I’d like to officially go on the record and say that although I have yet to keep my promise and post/review things regularly (but seriously, at this point, did anyone really believe that I would be proactive about this?), I have, in fact, been reading many books from my summer reading list. GET AT ME.
Moving on. I did finally pick up my copy of The Sky Is Everywhere by Jandy Nelson, sooooooo here are my thoughts.
Seventeen-year-old Lennie Walker was sucker punched by the unforeseen death of her older sister, Bailey. As she muddles through her fried, she inconveniently finds herself involved with two very different boys. One distracts her from the sadness while the other comfortingly keeps Bailey’s memory alive. All the while, Lennie struggles to figure out who she is without using her sister as a lifeline.
Based on other reviewers, I was fully prepared to ugly-cry throughout most of this book. This was not he case. The grief and humor balanced each other out quite nicely, much like Toby and Joe did for Lennie.
What I Didn’t Like:

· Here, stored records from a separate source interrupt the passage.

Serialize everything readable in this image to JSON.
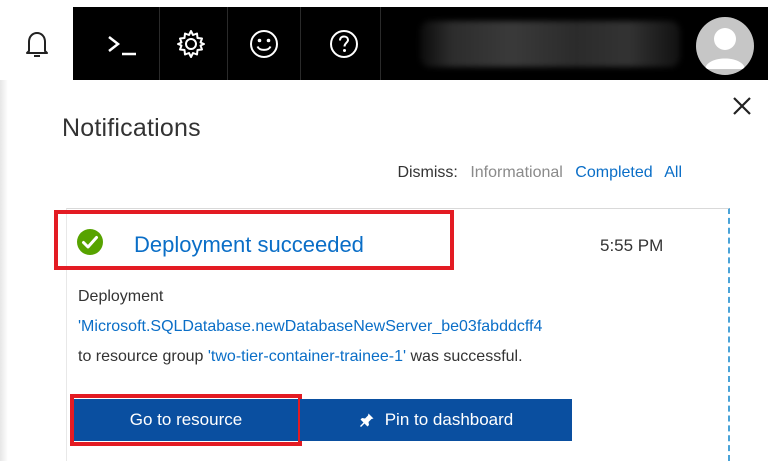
{
  "toolbar": {
    "items": [
      {
        "icon": "bell-icon",
        "active": true
      },
      {
        "icon": "cloud-shell-icon",
        "active": false
      },
      {
        "icon": "gear-icon",
        "active": false
      },
      {
        "icon": "smiley-feedback-icon",
        "active": false
      },
      {
        "icon": "help-icon",
        "active": false
      }
    ],
    "account": {
      "blurred": true
    },
    "avatar": {
      "icon": "avatar-icon"
    }
  },
  "panel": {
    "title": "Notifications",
    "close_icon": "close-icon",
    "dismiss": {
      "label": "Dismiss:",
      "informational": "Informational",
      "completed": "Completed",
      "all": "All"
    }
  },
  "notification": {
    "status_icon": "check-circle-icon",
    "title": "Deployment succeeded",
    "time": "5:55 PM",
    "message": {
      "line1": "Deployment",
      "link1": "'Microsoft.SQLDatabase.newDatabaseNewServer_be03fabddcff4",
      "prefix2": "to resource group ",
      "link2": "'two-tier-container-trainee-1'",
      "suffix2": " was successful."
    },
    "buttons": {
      "go_to_resource": "Go to resource",
      "pin_to_dashboard": "Pin to dashboard"
    }
  },
  "colors": {
    "toolbar_bg": "#000000",
    "link": "#0a6ec7",
    "button_bg": "#0a4fa0",
    "highlight": "#e31b23",
    "success": "#57a300"
  }
}
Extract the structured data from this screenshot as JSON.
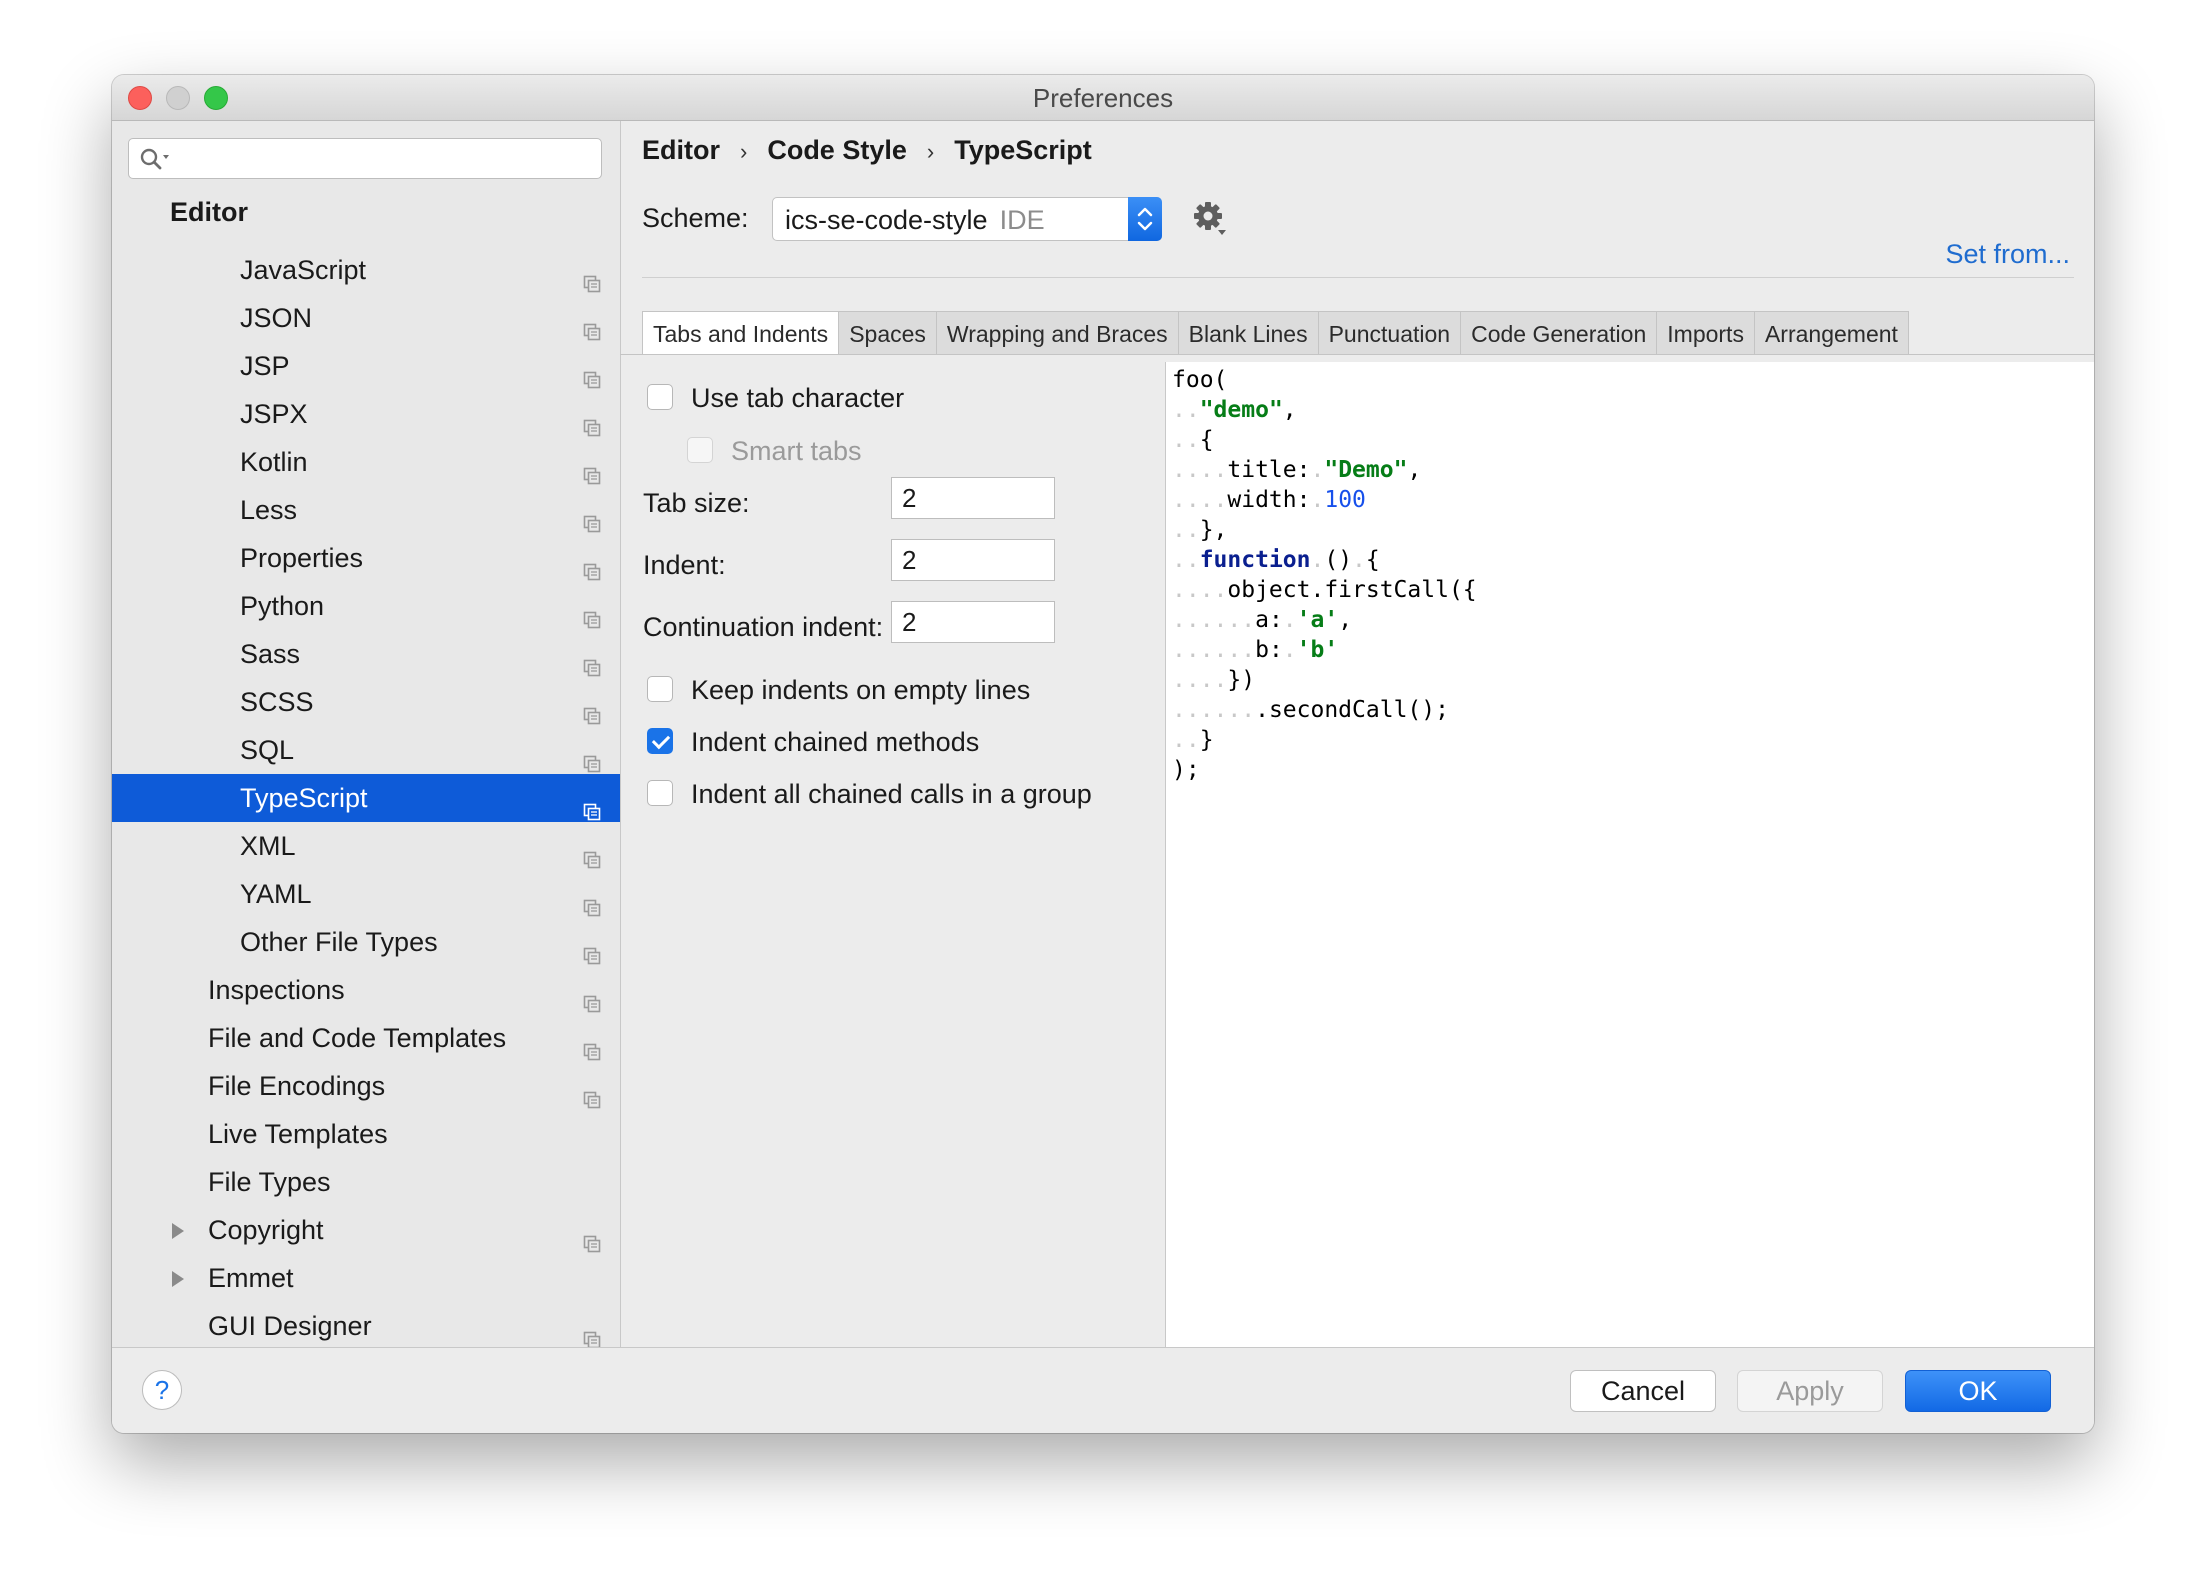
{
  "window": {
    "title": "Preferences"
  },
  "sidebar": {
    "search_placeholder": "",
    "header": "Editor",
    "items": [
      {
        "label": "JavaScript",
        "level": 2,
        "copy": true
      },
      {
        "label": "JSON",
        "level": 2,
        "copy": true
      },
      {
        "label": "JSP",
        "level": 2,
        "copy": true
      },
      {
        "label": "JSPX",
        "level": 2,
        "copy": true
      },
      {
        "label": "Kotlin",
        "level": 2,
        "copy": true
      },
      {
        "label": "Less",
        "level": 2,
        "copy": true
      },
      {
        "label": "Properties",
        "level": 2,
        "copy": true
      },
      {
        "label": "Python",
        "level": 2,
        "copy": true
      },
      {
        "label": "Sass",
        "level": 2,
        "copy": true
      },
      {
        "label": "SCSS",
        "level": 2,
        "copy": true
      },
      {
        "label": "SQL",
        "level": 2,
        "copy": true
      },
      {
        "label": "TypeScript",
        "level": 2,
        "copy": true,
        "selected": true
      },
      {
        "label": "XML",
        "level": 2,
        "copy": true
      },
      {
        "label": "YAML",
        "level": 2,
        "copy": true
      },
      {
        "label": "Other File Types",
        "level": 2,
        "copy": true
      },
      {
        "label": "Inspections",
        "level": 1,
        "copy": true
      },
      {
        "label": "File and Code Templates",
        "level": 1,
        "copy": true
      },
      {
        "label": "File Encodings",
        "level": 1,
        "copy": true
      },
      {
        "label": "Live Templates",
        "level": 1,
        "copy": false
      },
      {
        "label": "File Types",
        "level": 1,
        "copy": false
      },
      {
        "label": "Copyright",
        "level": 1,
        "copy": true,
        "expandable": true
      },
      {
        "label": "Emmet",
        "level": 1,
        "copy": false,
        "expandable": true
      },
      {
        "label": "GUI Designer",
        "level": 1,
        "copy": true
      }
    ]
  },
  "breadcrumb": [
    "Editor",
    "Code Style",
    "TypeScript"
  ],
  "scheme": {
    "label": "Scheme:",
    "name": "ics-se-code-style",
    "kind": "IDE"
  },
  "set_from": "Set from...",
  "tabs": [
    "Tabs and Indents",
    "Spaces",
    "Wrapping and Braces",
    "Blank Lines",
    "Punctuation",
    "Code Generation",
    "Imports",
    "Arrangement"
  ],
  "options": {
    "use_tab": {
      "label": "Use tab character",
      "checked": false
    },
    "smart_tabs": {
      "label": "Smart tabs",
      "checked": false,
      "disabled": true
    },
    "tab_size": {
      "label": "Tab size:",
      "value": "2"
    },
    "indent": {
      "label": "Indent:",
      "value": "2"
    },
    "continuation": {
      "label": "Continuation indent:",
      "value": "2"
    },
    "keep_indents": {
      "label": "Keep indents on empty lines",
      "checked": false
    },
    "indent_chained": {
      "label": "Indent chained methods",
      "checked": true
    },
    "indent_all_chained": {
      "label": "Indent all chained calls in a group",
      "checked": false
    }
  },
  "preview_lines": [
    [
      {
        "t": "foo("
      }
    ],
    [
      {
        "t": "..",
        "c": "ws"
      },
      {
        "t": "\"demo\"",
        "c": "str"
      },
      {
        "t": ","
      }
    ],
    [
      {
        "t": "..",
        "c": "ws"
      },
      {
        "t": "{"
      }
    ],
    [
      {
        "t": "....",
        "c": "ws"
      },
      {
        "t": "title:"
      },
      {
        "t": ".",
        "c": "ws"
      },
      {
        "t": "\"Demo\"",
        "c": "str"
      },
      {
        "t": ","
      }
    ],
    [
      {
        "t": "....",
        "c": "ws"
      },
      {
        "t": "width:"
      },
      {
        "t": ".",
        "c": "ws"
      },
      {
        "t": "100",
        "c": "num"
      }
    ],
    [
      {
        "t": "..",
        "c": "ws"
      },
      {
        "t": "},"
      }
    ],
    [
      {
        "t": "..",
        "c": "ws"
      },
      {
        "t": "function",
        "c": "kw"
      },
      {
        "t": ".",
        "c": "ws"
      },
      {
        "t": "()"
      },
      {
        "t": ".",
        "c": "ws"
      },
      {
        "t": "{"
      }
    ],
    [
      {
        "t": "....",
        "c": "ws"
      },
      {
        "t": "object.firstCall({"
      }
    ],
    [
      {
        "t": "......",
        "c": "ws"
      },
      {
        "t": "a:"
      },
      {
        "t": ".",
        "c": "ws"
      },
      {
        "t": "'a'",
        "c": "str"
      },
      {
        "t": ","
      }
    ],
    [
      {
        "t": "......",
        "c": "ws"
      },
      {
        "t": "b:"
      },
      {
        "t": ".",
        "c": "ws"
      },
      {
        "t": "'b'",
        "c": "str"
      }
    ],
    [
      {
        "t": "....",
        "c": "ws"
      },
      {
        "t": "})"
      }
    ],
    [
      {
        "t": "......",
        "c": "ws"
      },
      {
        "t": ".secondCall();"
      }
    ],
    [
      {
        "t": "..",
        "c": "ws"
      },
      {
        "t": "}"
      }
    ],
    [
      {
        "t": ");"
      }
    ]
  ],
  "buttons": {
    "help": "?",
    "cancel": "Cancel",
    "apply": "Apply",
    "ok": "OK"
  },
  "colors": {
    "accent": "#1a73e8",
    "selection": "#0e5bd8",
    "link": "#1f6ccf"
  }
}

1. The whole relationship with Toby. Let me clarify: the “romance” felt forced to me- and maybe that was Nelson’s intention, but it was verrrrry uncomfortable (which was also probably part of Nelson’s plan). Because of Toby’s close relationship with Bailey’s family, I can understand why he’d be feeling displaced and desperate to connect with anything/anyone to do with Bailey. Once it was clear that Toby and Lennie couldn’t keep their hands off of one another, I got super duper creeped out. Honestly, this was really the only element that bothered me, but since it was such a huge part of the plot, it kept me from truly loving the book.
What I liked:
1. Joe (for the most part). He provided me, as the reader, with a sense of relief. He was a distraction form the sadness for me as much as he was for Lennie. It wasn’t even so much the cute romance between him and Lennie that added to the story; he was a breath of fresh air for Lennie, Gram and Uncle Big because they were all trying to keep from drowning in Bailey’s ghost. My one issue with Joe was that he was a bit too stubborn and unforgiving for a while there. Although shouldn’t that make him more well-rounded of a character? Probs.
2. Lennie’s house. It sounds weird to like a physical object rater than a character or plot-line, but Lennie’s house gave me a better understanding of the family and the life they live- which seemed to be a very bohemian-y/care-free/in love with nature lifestyle. I got the sense that Gram tried to bring as much of the “outside” into the house.
3. “Road Reading.” The definition of which is: reading while walking (awesome). It’s an activity that Lennie and Bailey were famous for, as the neighbors knew to be on the look-out for the Walker sisters. Such a small and simple detail, yet a perfect way to define the closeness of the sisters. Plus, books, guys. BOOKS.
4. Lennie’s memories. What made this book so poignant were the memories and snippets of conversations between she and Bailey, that Lennie recalls throughout the book. However, it’s the way in which she records said memories; notes are hastily scribbled on whatever scrap paper she can find and then leaves them behind. It’s as if she’s slowly releasing her grief through these memories, and once they’re written down and out in the world, she can pluck them from the sky and remember.
Overall, I enjoyed The Sky Is Everywhere. It took me waaaay too long to finish it, which probably kept me from totally loving it, but I would still recommend this book.